▸ WHAT IS BEING ASKED: Please give the listing again in its entirety, exactly as written.

▸ DATASET RECORDS:
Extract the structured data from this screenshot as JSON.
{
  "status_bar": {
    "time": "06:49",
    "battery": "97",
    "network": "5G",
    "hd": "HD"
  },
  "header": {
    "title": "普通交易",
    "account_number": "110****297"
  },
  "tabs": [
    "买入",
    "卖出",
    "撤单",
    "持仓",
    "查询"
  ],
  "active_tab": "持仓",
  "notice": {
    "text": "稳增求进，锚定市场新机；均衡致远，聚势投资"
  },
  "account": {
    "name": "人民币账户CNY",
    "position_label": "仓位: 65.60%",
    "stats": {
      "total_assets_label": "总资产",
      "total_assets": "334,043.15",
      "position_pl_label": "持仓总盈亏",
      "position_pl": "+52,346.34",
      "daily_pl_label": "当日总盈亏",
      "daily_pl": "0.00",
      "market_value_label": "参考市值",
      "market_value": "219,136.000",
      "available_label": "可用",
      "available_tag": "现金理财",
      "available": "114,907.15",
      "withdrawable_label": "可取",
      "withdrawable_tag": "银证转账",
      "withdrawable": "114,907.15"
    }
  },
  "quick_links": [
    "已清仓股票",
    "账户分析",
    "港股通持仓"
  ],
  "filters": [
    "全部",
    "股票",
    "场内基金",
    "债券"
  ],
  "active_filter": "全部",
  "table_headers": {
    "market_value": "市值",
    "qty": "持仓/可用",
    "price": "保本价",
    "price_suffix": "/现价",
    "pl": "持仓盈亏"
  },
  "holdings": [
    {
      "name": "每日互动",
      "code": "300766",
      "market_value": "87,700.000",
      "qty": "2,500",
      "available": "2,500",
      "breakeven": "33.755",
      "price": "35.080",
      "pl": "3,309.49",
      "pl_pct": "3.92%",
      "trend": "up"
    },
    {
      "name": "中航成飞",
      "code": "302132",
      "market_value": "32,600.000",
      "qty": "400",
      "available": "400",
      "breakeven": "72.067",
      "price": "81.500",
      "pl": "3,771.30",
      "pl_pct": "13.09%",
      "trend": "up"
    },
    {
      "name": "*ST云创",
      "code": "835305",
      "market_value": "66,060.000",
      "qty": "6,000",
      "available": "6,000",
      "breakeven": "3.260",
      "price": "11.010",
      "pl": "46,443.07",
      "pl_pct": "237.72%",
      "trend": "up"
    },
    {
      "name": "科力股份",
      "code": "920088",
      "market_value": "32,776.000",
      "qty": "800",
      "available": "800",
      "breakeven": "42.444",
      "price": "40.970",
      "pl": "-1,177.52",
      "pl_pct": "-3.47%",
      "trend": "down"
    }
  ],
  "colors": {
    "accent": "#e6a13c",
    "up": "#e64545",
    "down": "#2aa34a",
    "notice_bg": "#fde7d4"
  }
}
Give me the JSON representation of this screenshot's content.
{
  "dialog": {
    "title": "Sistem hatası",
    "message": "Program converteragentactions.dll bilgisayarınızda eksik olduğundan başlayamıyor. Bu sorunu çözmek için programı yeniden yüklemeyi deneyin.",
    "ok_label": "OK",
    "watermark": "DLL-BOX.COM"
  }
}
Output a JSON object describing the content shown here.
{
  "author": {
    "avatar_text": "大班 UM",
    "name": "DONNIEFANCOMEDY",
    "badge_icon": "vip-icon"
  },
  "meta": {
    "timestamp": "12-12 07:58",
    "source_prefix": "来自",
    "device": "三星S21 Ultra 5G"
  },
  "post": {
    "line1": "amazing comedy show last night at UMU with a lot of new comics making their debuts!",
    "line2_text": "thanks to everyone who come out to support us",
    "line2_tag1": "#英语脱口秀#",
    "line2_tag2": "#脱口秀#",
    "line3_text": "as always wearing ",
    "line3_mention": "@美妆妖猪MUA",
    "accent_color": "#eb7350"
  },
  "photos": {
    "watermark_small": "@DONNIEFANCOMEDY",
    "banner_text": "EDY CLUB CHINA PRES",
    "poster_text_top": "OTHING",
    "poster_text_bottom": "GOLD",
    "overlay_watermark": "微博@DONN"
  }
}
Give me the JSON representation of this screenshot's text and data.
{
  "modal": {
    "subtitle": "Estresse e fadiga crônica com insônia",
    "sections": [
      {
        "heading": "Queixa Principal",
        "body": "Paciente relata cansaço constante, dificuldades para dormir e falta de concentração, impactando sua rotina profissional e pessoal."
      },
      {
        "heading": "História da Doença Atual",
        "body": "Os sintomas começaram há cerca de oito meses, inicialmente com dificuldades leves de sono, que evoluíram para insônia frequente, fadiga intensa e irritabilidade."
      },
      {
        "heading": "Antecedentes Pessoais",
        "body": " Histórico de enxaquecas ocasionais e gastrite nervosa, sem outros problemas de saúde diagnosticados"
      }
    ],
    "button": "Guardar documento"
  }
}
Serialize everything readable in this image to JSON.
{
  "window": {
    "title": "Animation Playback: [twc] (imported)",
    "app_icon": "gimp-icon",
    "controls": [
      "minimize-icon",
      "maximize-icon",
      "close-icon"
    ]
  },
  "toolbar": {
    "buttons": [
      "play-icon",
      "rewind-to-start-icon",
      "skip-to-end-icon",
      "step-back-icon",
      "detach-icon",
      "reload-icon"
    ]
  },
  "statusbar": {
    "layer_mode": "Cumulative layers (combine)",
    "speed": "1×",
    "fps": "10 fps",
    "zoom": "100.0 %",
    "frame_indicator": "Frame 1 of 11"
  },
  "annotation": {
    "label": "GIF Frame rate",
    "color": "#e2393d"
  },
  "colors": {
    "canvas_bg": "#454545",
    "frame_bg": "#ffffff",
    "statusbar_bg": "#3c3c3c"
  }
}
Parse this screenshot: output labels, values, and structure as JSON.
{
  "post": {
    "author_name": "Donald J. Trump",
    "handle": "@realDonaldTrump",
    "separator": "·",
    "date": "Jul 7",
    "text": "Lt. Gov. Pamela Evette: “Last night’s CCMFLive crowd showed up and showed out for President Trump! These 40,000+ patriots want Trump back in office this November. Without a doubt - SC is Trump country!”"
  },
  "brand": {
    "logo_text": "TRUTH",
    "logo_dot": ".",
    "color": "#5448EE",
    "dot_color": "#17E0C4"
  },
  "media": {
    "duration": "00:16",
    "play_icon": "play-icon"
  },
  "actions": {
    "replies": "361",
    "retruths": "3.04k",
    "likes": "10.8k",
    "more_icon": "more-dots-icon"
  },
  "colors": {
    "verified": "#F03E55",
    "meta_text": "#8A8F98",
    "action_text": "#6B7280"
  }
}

▸ TASK SOLUTION:
Extract the structured data from this screenshot as JSON.
{
  "status_bar": {
    "time": "06:49",
    "battery": "97",
    "network": "5G",
    "hd": "HD"
  },
  "header": {
    "title": "普通交易",
    "account_number": "110****297"
  },
  "tabs": [
    "买入",
    "卖出",
    "撤单",
    "持仓",
    "查询"
  ],
  "active_tab": "持仓",
  "notice": {
    "text": "稳增求进，锚定市场新机；均衡致远，聚势投资"
  },
  "account": {
    "name": "人民币账户CNY",
    "position_label": "仓位: 65.60%",
    "stats": {
      "total_assets_label": "总资产",
      "total_assets": "334,043.15",
      "position_pl_label": "持仓总盈亏",
      "position_pl": "+52,346.34",
      "daily_pl_label": "当日总盈亏",
      "daily_pl": "0.00",
      "market_value_label": "参考市值",
      "market_value": "219,136.000",
      "available_label": "可用",
      "available_tag": "现金理财",
      "available": "114,907.15",
      "withdrawable_label": "可取",
      "withdrawable_tag": "银证转账",
      "withdrawable": "114,907.15"
    }
  },
  "quick_links": [
    "已清仓股票",
    "账户分析",
    "港股通持仓"
  ],
  "filters": [
    "全部",
    "股票",
    "场内基金",
    "债券"
  ],
  "active_filter": "全部",
  "table_headers": {
    "market_value": "市值",
    "qty": "持仓/可用",
    "price": "保本价",
    "price_suffix": "/现价",
    "pl": "持仓盈亏"
  },
  "holdings": [
    {
      "name": "每日互动",
      "code": "300766",
      "market_value": "87,700.000",
      "qty": "2,500",
      "available": "2,500",
      "breakeven": "33.755",
      "price": "35.080",
      "pl": "3,309.49",
      "pl_pct": "3.92%",
      "trend": "up"
    },
    {
      "name": "中航成飞",
      "code": "302132",
      "market_value": "32,600.000",
      "qty": "400",
      "available": "400",
      "breakeven": "72.067",
      "price": "81.500",
      "pl": "3,771.30",
      "pl_pct": "13.09%",
      "trend": "up"
    },
    {
      "name": "*ST云创",
      "code": "835305",
      "market_value": "66,060.000",
      "qty": "6,000",
      "available": "6,000",
      "breakeven": "3.260",
      "price": "11.010",
      "pl": "46,443.07",
      "pl_pct": "237.72%",
      "trend": "up"
    },
    {
      "name": "科力股份",
      "code": "920088",
      "market_value": "32,776.000",
      "qty": "800",
      "available": "800",
      "breakeven": "42.444",
      "price": "40.970",
      "pl": "-1,177.52",
      "pl_pct": "-3.47%",
      "trend": "down"
    }
  ],
  "colors": {
    "accent": "#e6a13c",
    "up": "#e64545",
    "down": "#2aa34a",
    "notice_bg": "#fde7d4"
  }
}
Give me the JSON representation of this screenshot's content.
{
  "dialog": {
    "title": "Sistem hatası",
    "message": "Program converteragentactions.dll bilgisayarınızda eksik olduğundan başlayamıyor. Bu sorunu çözmek için programı yeniden yüklemeyi deneyin.",
    "ok_label": "OK",
    "watermark": "DLL-BOX.COM"
  }
}
Output a JSON object describing the content shown here.
{
  "author": {
    "avatar_text": "大班 UM",
    "name": "DONNIEFANCOMEDY",
    "badge_icon": "vip-icon"
  },
  "meta": {
    "timestamp": "12-12 07:58",
    "source_prefix": "来自",
    "device": "三星S21 Ultra 5G"
  },
  "post": {
    "line1": "amazing comedy show last night at UMU with a lot of new comics making their debuts!",
    "line2_text": "thanks to everyone who come out to support us",
    "line2_tag1": "#英语脱口秀#",
    "line2_tag2": "#脱口秀#",
    "line3_text": "as always wearing ",
    "line3_mention": "@美妆妖猪MUA",
    "accent_color": "#eb7350"
  },
  "photos": {
    "watermark_small": "@DONNIEFANCOMEDY",
    "banner_text": "EDY CLUB CHINA PRES",
    "poster_text_top": "OTHING",
    "poster_text_bottom": "GOLD",
    "overlay_watermark": "微博@DONN"
  }
}
Give me the JSON representation of this screenshot's text and data.
{
  "modal": {
    "subtitle": "Estresse e fadiga crônica com insônia",
    "sections": [
      {
        "heading": "Queixa Principal",
        "body": "Paciente relata cansaço constante, dificuldades para dormir e falta de concentração, impactando sua rotina profissional e pessoal."
      },
      {
        "heading": "História da Doença Atual",
        "body": "Os sintomas começaram há cerca de oito meses, inicialmente com dificuldades leves de sono, que evoluíram para insônia frequente, fadiga intensa e irritabilidade."
      },
      {
        "heading": "Antecedentes Pessoais",
        "body": " Histórico de enxaquecas ocasionais e gastrite nervosa, sem outros problemas de saúde diagnosticados"
      }
    ],
    "button": "Guardar documento"
  }
}
Serialize everything readable in this image to JSON.
{
  "window": {
    "title": "Animation Playback: [twc] (imported)",
    "app_icon": "gimp-icon",
    "controls": [
      "minimize-icon",
      "maximize-icon",
      "close-icon"
    ]
  },
  "toolbar": {
    "buttons": [
      "play-icon",
      "rewind-to-start-icon",
      "skip-to-end-icon",
      "step-back-icon",
      "detach-icon",
      "reload-icon"
    ]
  },
  "statusbar": {
    "layer_mode": "Cumulative layers (combine)",
    "speed": "1×",
    "fps": "10 fps",
    "zoom": "100.0 %",
    "frame_indicator": "Frame 1 of 11"
  },
  "annotation": {
    "label": "GIF Frame rate",
    "color": "#e2393d"
  },
  "colors": {
    "canvas_bg": "#454545",
    "frame_bg": "#ffffff",
    "statusbar_bg": "#3c3c3c"
  }
}
Parse this screenshot: output labels, values, and structure as JSON.
{
  "post": {
    "author_name": "Donald J. Trump",
    "handle": "@realDonaldTrump",
    "separator": "·",
    "date": "Jul 7",
    "text": "Lt. Gov. Pamela Evette: “Last night’s CCMFLive crowd showed up and showed out for President Trump! These 40,000+ patriots want Trump back in office this November. Without a doubt - SC is Trump country!”"
  },
  "brand": {
    "logo_text": "TRUTH",
    "logo_dot": ".",
    "color": "#5448EE",
    "dot_color": "#17E0C4"
  },
  "media": {
    "duration": "00:16",
    "play_icon": "play-icon"
  },
  "actions": {
    "replies": "361",
    "retruths": "3.04k",
    "likes": "10.8k",
    "more_icon": "more-dots-icon"
  },
  "colors": {
    "verified": "#F03E55",
    "meta_text": "#8A8F98",
    "action_text": "#6B7280"
  }
}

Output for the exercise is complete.